Too many unknowns to support exploration, says Pew boss
Bermuda's marine ecosystem could compete with Australia's Great Barrier Reef as a world-renowned visitor attraction, according to an environmental group.
But Matt Rand of the Pew Charitable Trust said a strict embargo on commercial activity in Island waters would have to be enforced before Bermuda gained an international reputation as a top destination for marine enthusiasts.
The US-based trust is backing calls by the Bermuda Blue Halo project to turn much of the ocean within a 200-mile radius of the Island into a “no-take” zone.
Environmentalists look to be on a collision course with developers who claim that natural minerals on the floor of Bermuda's marine exclusive economic zone could be mined, generating billions of dollars of revenue.
Earlier this week, former Premier and ocean explorer David Saul claimed that the Blue Halo project would be “economic suicide”.
“The hundreds of thousands of thousands of square miles of land below the ocean surrounding Bermuda could be utilised to pay off billions of dollars of national debt and also have money left over to enrich future generations,” Dr Saul, a shareholder in a local subsea mineral prospecting company that has already begun to study a relatively small portion of the seabed, said.
Yesterday Mr Rand poured cold water on that claim, saying that it was not known what mineral deposits — if any — would be found thousands of feet under the ocean.
He further pointed out that it was not known what impact ocean dredging might have on Bermuda's marine environment.
“I think Bermuda needs to make a decision based on what is best for all Bermuda citizens, and a decision that protects Bermuda's waters through the Blue Halo project does that,” Mr Rand said.
“Tourism is a major driver of Bermuda's economy and if you proclaim it as a marine reserve, that has great potential to increase tourism activity,” Mr Rand said.
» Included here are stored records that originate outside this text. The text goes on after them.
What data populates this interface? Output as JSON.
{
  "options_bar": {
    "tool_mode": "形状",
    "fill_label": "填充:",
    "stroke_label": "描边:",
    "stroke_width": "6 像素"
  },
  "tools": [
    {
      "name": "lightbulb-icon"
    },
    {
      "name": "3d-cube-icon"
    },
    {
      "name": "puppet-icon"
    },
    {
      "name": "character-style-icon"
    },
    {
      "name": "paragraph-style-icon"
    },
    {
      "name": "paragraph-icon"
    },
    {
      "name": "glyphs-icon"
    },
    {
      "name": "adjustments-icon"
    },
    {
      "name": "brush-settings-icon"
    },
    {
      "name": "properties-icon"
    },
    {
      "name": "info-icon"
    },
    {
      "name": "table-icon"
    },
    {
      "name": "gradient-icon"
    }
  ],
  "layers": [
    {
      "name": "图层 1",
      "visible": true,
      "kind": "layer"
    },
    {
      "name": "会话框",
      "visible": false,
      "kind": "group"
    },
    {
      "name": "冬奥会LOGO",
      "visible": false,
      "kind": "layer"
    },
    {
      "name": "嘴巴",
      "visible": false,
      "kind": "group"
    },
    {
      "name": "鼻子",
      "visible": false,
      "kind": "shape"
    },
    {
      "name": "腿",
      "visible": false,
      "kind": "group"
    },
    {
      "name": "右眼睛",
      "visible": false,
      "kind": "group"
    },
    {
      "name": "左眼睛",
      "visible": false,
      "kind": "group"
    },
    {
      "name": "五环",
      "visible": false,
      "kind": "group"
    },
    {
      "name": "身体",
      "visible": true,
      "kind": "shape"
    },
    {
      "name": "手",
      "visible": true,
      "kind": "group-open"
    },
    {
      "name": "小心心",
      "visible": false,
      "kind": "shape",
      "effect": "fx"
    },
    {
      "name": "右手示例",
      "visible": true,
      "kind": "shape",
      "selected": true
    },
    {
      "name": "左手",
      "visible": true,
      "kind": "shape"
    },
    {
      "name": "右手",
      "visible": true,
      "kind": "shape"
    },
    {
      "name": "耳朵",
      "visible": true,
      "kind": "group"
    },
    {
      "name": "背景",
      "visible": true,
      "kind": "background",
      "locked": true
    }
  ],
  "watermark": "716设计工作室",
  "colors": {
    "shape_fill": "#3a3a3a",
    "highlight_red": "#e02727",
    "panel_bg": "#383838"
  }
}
“Tourists travel to places they believe are doing the right thing and a protected marine ecosystem has the potential to open up a whole new market for Bermuda as a tourism attraction. Marine tourism has taken off globally and Bermuda is now one of the few places where you still have a healthy marine environment.”
Mr Rand claimed that deep sea mining was still in its infancy and technology had not yet been developed to make it commercially viable.
He said there were “major negative environmental ramifications” that could result from dredging — including pushing sediment onto the shoreline — and also questioned if the seabed contained valuable minerals.
“Everybody wants to believe that there's a quick and easy answer to the economic situation and that we might find gold in our backyard, but that is highly unlikely,” he said.
“The last geothermal activity was 30,000 years ago and so I think it is highly unrealistic to think that Bermuda has some sort of major asset.
“At the moment deep sea mining is highly unrealistic and I think that it is going to be maybe another 50 years before we get the new technology that will allow us to revisit it.”
Bermuda Underwater Exploration Institute chairman Jack Ward also expressed caution.
“I'm neither for or against mining or the Blue Halo, what I am in support of is informed decision making and at the moment neither side is in a position to do that.
“Dr Saul said there could be billions of dollars worth of deposits down there and maybe that's right, but we just don't know. But even if that's the case, it then raises the question of whether or not we can get it out cleanly.
“Then again, with the economic challenges that we are facing, is it time to fully close the door? Deep sea mining is completely unproven but there could be resources out there of value — there are signs of promise. But if we make Bermuda marine reserve, no one is going to go looking because there is no economic incentive to explore.”
Sir John Swan has applauded David Saul’s stance on the Blue Halo project, and warned against the dangers of allowing environmentalists to ‘hijack’ the country’s natural resources.
In a letter to the editor earlier this week Dr Saul made the case against the Pew Group’s desire for a Marine Park, arguing that to close off the option for developing the Exclusive Economic Zone would be ‘economic suicide’.
It was a stance with which Sir John heartily agreed.
“Let me commend Dr Saul for his depth of knowledge and understanding of the practical realities of Bermuda faces, and what other jurisdictions might or might not do in order to safeguard their existence,” he said.
“As he said, we are a country that is imperilled by debt and a shrinking business environment. We need to have resources that would help us to reduce this debt. And he points out — why would you mitigate these resources for not only this, but future generations?
“When in actual fact there are means, and ways, in which one can protect the marine life, and the environment, at the same time as being able to explore the resources that are available.”
Sir John also urged Government to take ‘a second look’ before committing to anything.
“I think that the country should not be hijacked by an environmental argument that would ruin the opportunity for future generations of Bermudians, and therefore I must concur with Dr Saul in all respects, in what I think was one of the finest letters to the editor ever written,” he said.
“I hope more Bermudians recognise the risk which he has so well articulated. We should keep our options open. We should also be mindful of the risk involved with damage that could be done to the ocean … we should do it judiciously, ensure that the resources accrue to the people of Bermuda.
“But to turn over our sovereign right to this environmental philosophy would be irresponsible.
“I hope that the Government will take a second look … unless there is something compelling that we don’t understand, let the public know that it serves for the time being to defer such action.”